Following are excerpts from an address by Lebanese political activist Michel Alefteriadis, which aired on OTV on September 22, 2010, and an interview with him, which aired on Al-Arabiya TV on October 1, 2010:
OTV, September 22, 2010
Presenter: A ceremony was held to mark the fifth anniversary of the establishment of the Empire of Nowheristan – the political, economic, and social project of Michel Alefteriadis, which managed to attract more than 100,000 people from all over the world.
Michel Alefteriadis: You are allowed to mock the emperor, to be sarcastic, to say that he is a non-realistic dreamer, a crazy utopist, a ridiculous megalomaniac, a harmless folkloric, illuminated idiot.
You can ignore me, you can laugh at me, you can fight me, but I will win!
Al-Arabiya TV, October 1, 2010
Interviewer: How many people are with you?
Michel Alefteriadis: We are about to reach 100,000.
Interviewer: From all over the world?
Michel Alefteriadis: Yes. The largest group of citizens is from Japan, and after that from Turkey.
Interviewer: That’s strange. Why?
Michel Alefteriadis: I think that in these countries, people suffer from an identity problem. In countries where there is no identity problem, people do not ask too many questions about culture, identity, and history...
Interviewer: The Japanese and Turks suffer from an identity problem?
Michel Alefteriadis: The Turks do not know if they are secular or Islamists, Europeans or Asians. They do not know whether to be proud or ashamed of their Ottoman history.
Interviewer: And the Japanese?

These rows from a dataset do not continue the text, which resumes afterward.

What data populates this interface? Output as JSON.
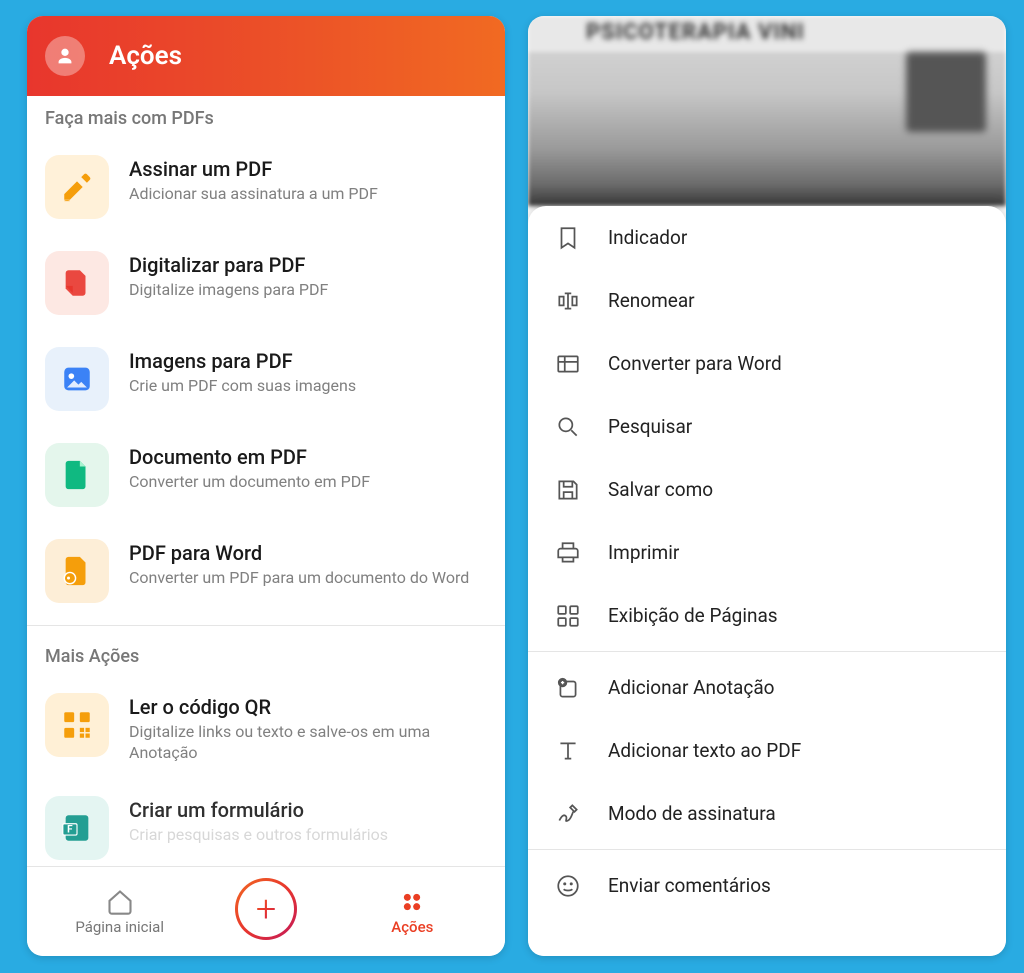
{
  "left": {
    "header_title": "Ações",
    "section1_label": "Faça mais com PDFs",
    "actions1": [
      {
        "title": "Assinar um PDF",
        "sub": "Adicionar sua assinatura a um PDF"
      },
      {
        "title": "Digitalizar para PDF",
        "sub": "Digitalize imagens para PDF"
      },
      {
        "title": "Imagens para PDF",
        "sub": "Crie um PDF com suas imagens"
      },
      {
        "title": "Documento em PDF",
        "sub": "Converter um documento em PDF"
      },
      {
        "title": "PDF para Word",
        "sub": "Converter um PDF para um documento do Word"
      }
    ],
    "section2_label": "Mais Ações",
    "actions2": [
      {
        "title": "Ler o código QR",
        "sub": "Digitalize links ou texto e salve-os em uma Anotação"
      },
      {
        "title": "Criar um formulário",
        "sub": "Criar pesquisas e outros formulários"
      }
    ],
    "nav": {
      "home": "Página inicial",
      "actions": "Ações"
    },
    "blur_title": "PSICOTERAPIA  VINI"
  },
  "right": {
    "menu": [
      "Indicador",
      "Renomear",
      "Converter para Word",
      "Pesquisar",
      "Salvar como",
      "Imprimir",
      "Exibição de Páginas",
      "Adicionar Anotação",
      "Adicionar texto ao PDF",
      "Modo de assinatura",
      "Enviar comentários"
    ]
  }
}
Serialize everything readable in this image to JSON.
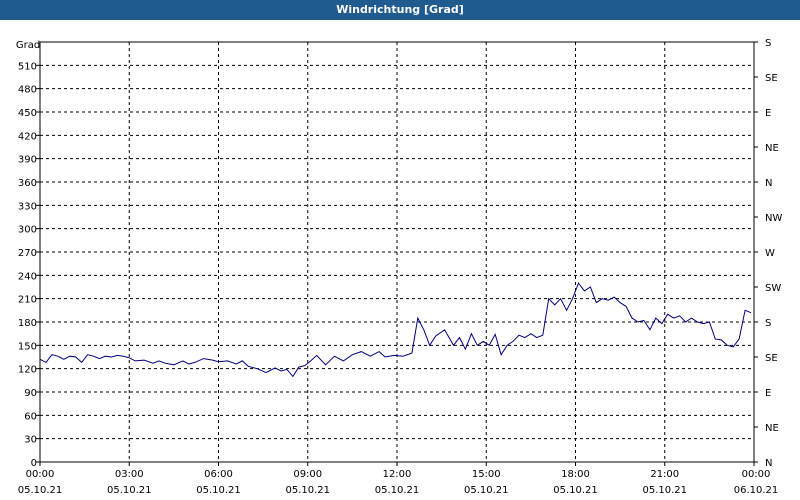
{
  "window": {
    "title": "Windrichtung [Grad]"
  },
  "chart_data": {
    "type": "line",
    "ylabel": "Grad",
    "ylim": [
      0,
      540
    ],
    "y_ticks": [
      0,
      30,
      60,
      90,
      120,
      150,
      180,
      210,
      240,
      270,
      300,
      330,
      360,
      390,
      420,
      450,
      480,
      510
    ],
    "right_axis": {
      "ticks": [
        {
          "value": 0,
          "label": "N"
        },
        {
          "value": 45,
          "label": "NE"
        },
        {
          "value": 90,
          "label": "E"
        },
        {
          "value": 135,
          "label": "SE"
        },
        {
          "value": 180,
          "label": "S"
        },
        {
          "value": 225,
          "label": "SW"
        },
        {
          "value": 270,
          "label": "W"
        },
        {
          "value": 315,
          "label": "NW"
        },
        {
          "value": 360,
          "label": "N"
        },
        {
          "value": 405,
          "label": "NE"
        },
        {
          "value": 450,
          "label": "E"
        },
        {
          "value": 495,
          "label": "SE"
        },
        {
          "value": 540,
          "label": "S"
        }
      ]
    },
    "xlim_hours": [
      0,
      24
    ],
    "x_ticks": [
      {
        "hour": 0,
        "time": "00:00",
        "date": "05.10.21"
      },
      {
        "hour": 3,
        "time": "03:00",
        "date": "05.10.21"
      },
      {
        "hour": 6,
        "time": "06:00",
        "date": "05.10.21"
      },
      {
        "hour": 9,
        "time": "09:00",
        "date": "05.10.21"
      },
      {
        "hour": 12,
        "time": "12:00",
        "date": "05.10.21"
      },
      {
        "hour": 15,
        "time": "15:00",
        "date": "05.10.21"
      },
      {
        "hour": 18,
        "time": "18:00",
        "date": "05.10.21"
      },
      {
        "hour": 21,
        "time": "21:00",
        "date": "05.10.21"
      },
      {
        "hour": 24,
        "time": "00:00",
        "date": "06.10.21"
      }
    ],
    "grid": true,
    "series": [
      {
        "color": "#000080",
        "x": [
          0,
          0.2,
          0.4,
          0.6,
          0.8,
          1.0,
          1.2,
          1.4,
          1.6,
          1.8,
          2.0,
          2.2,
          2.4,
          2.6,
          2.8,
          3.0,
          3.2,
          3.5,
          3.8,
          4.0,
          4.2,
          4.5,
          4.8,
          5.0,
          5.2,
          5.5,
          5.8,
          6.0,
          6.3,
          6.6,
          6.8,
          7.0,
          7.3,
          7.6,
          7.9,
          8.1,
          8.3,
          8.5,
          8.7,
          8.9,
          9.1,
          9.3,
          9.6,
          9.9,
          10.2,
          10.5,
          10.8,
          11.1,
          11.4,
          11.6,
          11.9,
          12.2,
          12.5,
          12.7,
          12.9,
          13.1,
          13.3,
          13.6,
          13.9,
          14.1,
          14.3,
          14.5,
          14.7,
          14.9,
          15.1,
          15.3,
          15.5,
          15.7,
          15.9,
          16.1,
          16.3,
          16.5,
          16.7,
          16.9,
          17.1,
          17.3,
          17.5,
          17.7,
          17.9,
          18.1,
          18.3,
          18.5,
          18.7,
          18.9,
          19.1,
          19.3,
          19.5,
          19.7,
          19.9,
          20.1,
          20.3,
          20.5,
          20.7,
          20.9,
          21.1,
          21.3,
          21.5,
          21.7,
          21.9,
          22.1,
          22.3,
          22.5,
          22.7,
          22.9,
          23.1,
          23.3,
          23.5,
          23.7,
          23.9
        ],
        "y": [
          132,
          128,
          138,
          136,
          132,
          136,
          135,
          128,
          138,
          136,
          133,
          136,
          135,
          137,
          136,
          134,
          130,
          131,
          127,
          130,
          127,
          125,
          130,
          126,
          128,
          133,
          131,
          129,
          130,
          126,
          130,
          123,
          120,
          115,
          121,
          117,
          119,
          110,
          122,
          124,
          130,
          137,
          125,
          136,
          130,
          138,
          142,
          136,
          142,
          135,
          137,
          136,
          140,
          185,
          170,
          150,
          162,
          170,
          150,
          160,
          145,
          165,
          150,
          155,
          150,
          164,
          138,
          150,
          155,
          163,
          160,
          165,
          160,
          163,
          210,
          202,
          210,
          195,
          210,
          230,
          220,
          225,
          205,
          210,
          208,
          212,
          205,
          200,
          185,
          180,
          182,
          170,
          185,
          178,
          190,
          185,
          188,
          180,
          185,
          180,
          178,
          180,
          158,
          157,
          150,
          148,
          158,
          195,
          192
        ]
      }
    ]
  }
}
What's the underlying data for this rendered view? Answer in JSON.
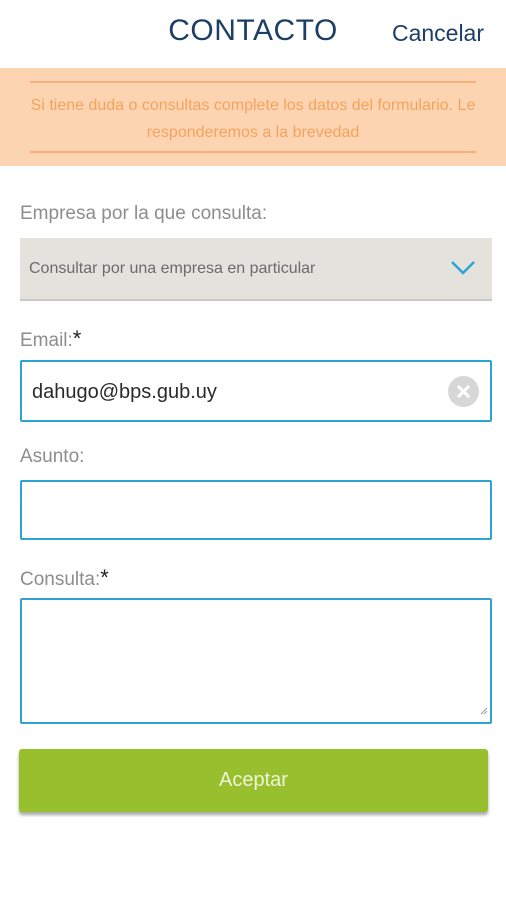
{
  "header": {
    "title": "CONTACTO",
    "cancel_label": "Cancelar"
  },
  "notice": {
    "text": "Si tiene duda o consultas complete los datos del formulario. Le responderemos a la brevedad"
  },
  "form": {
    "empresa": {
      "label": "Empresa por la que consulta:",
      "selected": "Consultar por una empresa en particular"
    },
    "email": {
      "label": "Email:",
      "required_mark": "*",
      "value": "dahugo@bps.gub.uy"
    },
    "asunto": {
      "label": "Asunto:",
      "value": ""
    },
    "consulta": {
      "label": "Consulta:",
      "required_mark": "*",
      "value": ""
    },
    "submit_label": "Aceptar"
  },
  "colors": {
    "title": "#1d3f66",
    "notice_bg": "#fdd4b2",
    "notice_text": "#f5a35c",
    "input_border": "#2ea3d6",
    "button": "#98bf2e",
    "chevron": "#2ea3d6"
  },
  "icons": {
    "select_arrow": "chevron-down-icon",
    "clear": "clear-circle-icon",
    "resize": "resize-grip-icon"
  }
}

Michel Alefteriadis: They have a problem with the period of World War II. The Japanese live as if they were in the 22nd or 23rd century. In the past 30 or 40 years, the standard of living in Japan has surpassed that of any other country. The leading technological inventions come from Japan.
Interviewer: What language do you speak?
Michel Alefteriadis: Our language is called Globish, which is poor or broken English, or global English. It is English that has been reduced to a handful of words, so that people around the world can communicate without killing...
Interviewer: You say that you are the first and last emperor of Nowheristan. Why?
Michel Alefteriadis: Because the constitution does not allow another emperor after me, and I will be the emperor as long as this does not become a real [state]. I do not believe that any person can be a sole ruler. The rule should be in the hand of several wise people. It should be held by senates, which would make all the decisions.
Interviewer: You say that 1,200 people from the elite of the world should make all the decisions, and people should follow them. Absolutely. So you eliminate democracy...
Michel Alefteriadis: I am against democracy. In a democracy, the vote of someone who is not too smart equals that of Einstein.
Interviewer: Who are you influenced by?
Michel Alefteriadis: My system is eclectic. I have selected the good things from all regimes. Even the Fascist regimes, very cruel regimes, and regimes that were toppled, like the Communist regimes, had some good things to offer. The regime was toppled, but that does not mean we should throw away everything.
The only solution for Lebanon is to turn to a system like that of Nowheristan. As long as there are superpowers in the world, each group of Lebanese will serve as a proxy of a superpower.
I am sure that within 20 years, Nowheristan will become real. When I see the exponential growth of the people of Nowheristan, I am sure that one day, I will be able to call for a civil revolt – at first in several countries. People will stop going to work and will leave their cars in the streets. The regimes will collapse, and regimes that believe in Nowheristanic ideas will replace them. The rule should not be left to the politicians, because politicians are skilled liars. They have nothing to offer except the ability to lie.
When I see that people like Berlusconi or Sarkozy have reached power in superpowers like France and Italy, I am afraid. Then I recall that Hitler reached power through democracy in 1933, and I am afraid some more.